What My Grandmother
Didn't Teach Me (2020)
When artist Caroline Rust was a child she loved playing dress-up with her grandmother’s clothes, hats, gloves, and the cosmetics on her dressing table. She says she can still recall the lipsticks’ waxy scent, the feel of the fox stole, and the warmth of the gloves upon her hands. Many people seem to have an innate desire to add color to their faces, lips, and adorn themselves with glamorous, luxurious clothing. Curious as to why, is it to feel grown-up, pretty, pampered, feminine, or to attract attention? Exploring this aspect of femininity, this work’s influence is the ritual of wearing and employing such garments as a bed jacket, for expression. This installation captures some of the nuances of a woman’s journey from being a little girl, playing with clothing, to adulthood’s complex world of sensuality and maturity.
Why Bed Jackets ?

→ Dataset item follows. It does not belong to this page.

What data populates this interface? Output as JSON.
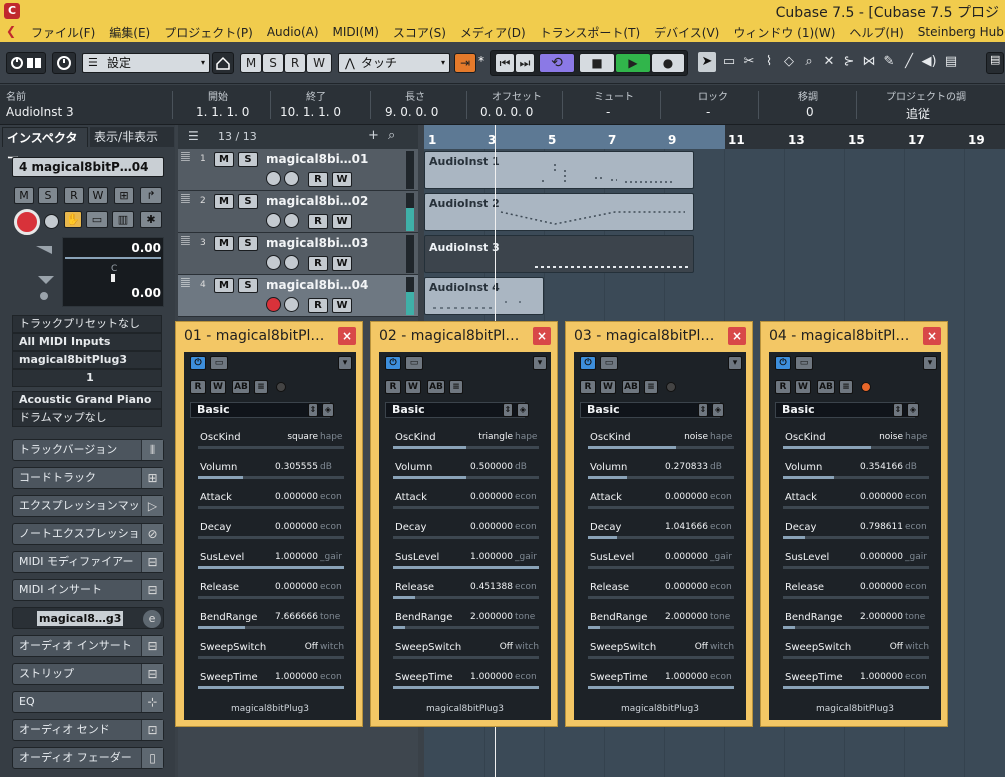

Rust says that many of her memories are made of feminine objects and clothing, like bed jackets and compacts; set aside from her grandmother. The artist is compelled to use these materials in her work, as they are evocative reminders of family and life lessons. One of Rust's most favored garments, as a child, was a blush colored bed jacket. Simultaneously, it instilled a sense of maturity, elegance, with a bit of security yet riskiness too. These sophisticated souvenirs, of a time of luxurious glamour, provide a backdrop of low-relief grounds for paint application. Each perhaps metaphorically acts as a theatrical platform, stages made from garments. Aiming to be commemorative, installations and series in the body of work speak to the evolution of femininity and the way individuals wrestle to live within what is socially accepted as feminine.